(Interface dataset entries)
↓↓↓
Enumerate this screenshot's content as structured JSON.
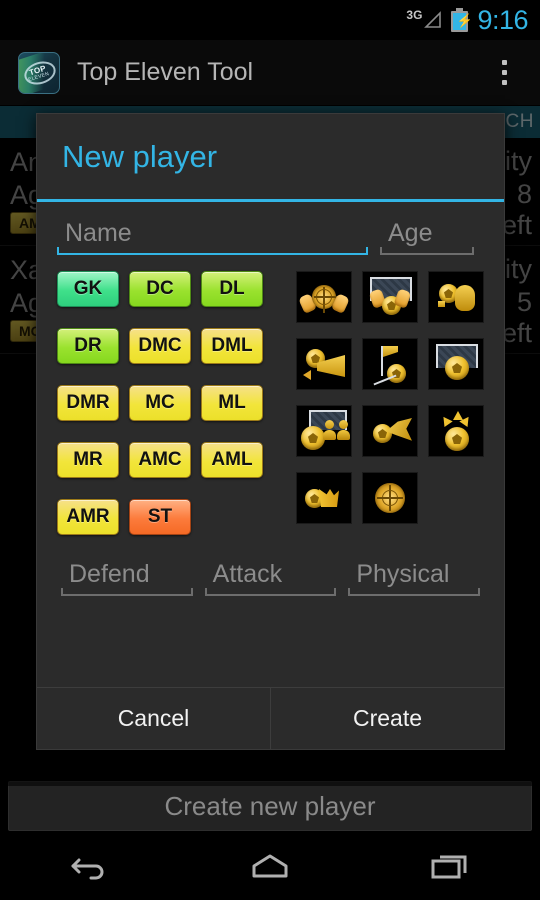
{
  "status_bar": {
    "network": "3G",
    "time": "9:16",
    "battery_icon": "battery-charging-icon",
    "signal_icon": "signal-icon"
  },
  "action_bar": {
    "app_icon": "top-eleven-app-icon",
    "title": "Top Eleven Tool",
    "overflow_icon": "overflow-menu-icon"
  },
  "background": {
    "header_partial": "WICH",
    "rows": [
      {
        "name_partial": "An",
        "age_partial": "Ag",
        "badge": "AM",
        "right_1": "lity",
        "right_2": "8",
        "right_3": "eft"
      },
      {
        "name_partial": "Xa",
        "age_partial": "Ag",
        "badge": "MC",
        "right_1": "lity",
        "right_2": "5",
        "right_3": "eft"
      }
    ],
    "create_new_player_button": "Create new player"
  },
  "dialog": {
    "title": "New player",
    "fields": {
      "name_placeholder": "Name",
      "name_value": "",
      "age_placeholder": "Age",
      "age_value": "",
      "defend_placeholder": "Defend",
      "defend_value": "",
      "attack_placeholder": "Attack",
      "attack_value": "",
      "physical_placeholder": "Physical",
      "physical_value": ""
    },
    "positions": [
      [
        {
          "label": "GK",
          "style": "gk"
        },
        {
          "label": "DC",
          "style": "grn"
        },
        {
          "label": "DL",
          "style": "grn"
        }
      ],
      [
        {
          "label": "DR",
          "style": "grn"
        },
        {
          "label": "DMC",
          "style": "yel"
        },
        {
          "label": "DML",
          "style": "yel"
        }
      ],
      [
        {
          "label": "DMR",
          "style": "yel"
        },
        {
          "label": "MC",
          "style": "yel"
        },
        {
          "label": "ML",
          "style": "yel"
        }
      ],
      [
        {
          "label": "MR",
          "style": "yel"
        },
        {
          "label": "AMC",
          "style": "yel"
        },
        {
          "label": "AML",
          "style": "yel"
        }
      ],
      [
        {
          "label": "AMR",
          "style": "yel"
        },
        {
          "label": "ST",
          "style": "st"
        }
      ]
    ],
    "skill_icons": [
      [
        "reflexes-icon",
        "positioning-icon",
        "handling-icon"
      ],
      [
        "one-on-one-icon",
        "aerial-ability-icon",
        "shot-stopping-icon"
      ],
      [
        "marking-icon",
        "tackling-icon",
        "heading-icon"
      ],
      [
        "finishing-icon",
        "creativity-icon"
      ]
    ],
    "buttons": {
      "cancel": "Cancel",
      "create": "Create"
    }
  },
  "nav_bar": {
    "back_icon": "back-icon",
    "home_icon": "home-icon",
    "recents_icon": "recents-icon"
  },
  "colors": {
    "accent": "#33B5E5",
    "header_teal": "#1A6277",
    "dialog_bg": "#2B2B2B",
    "position_gk": "#3FE08A",
    "position_green": "#9AE22E",
    "position_yellow": "#F2E53A",
    "position_striker": "#FC7B3C"
  }
}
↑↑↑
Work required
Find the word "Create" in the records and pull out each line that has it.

Finished task
    "create_new_player_button": "Create new player"
      "create": "Create"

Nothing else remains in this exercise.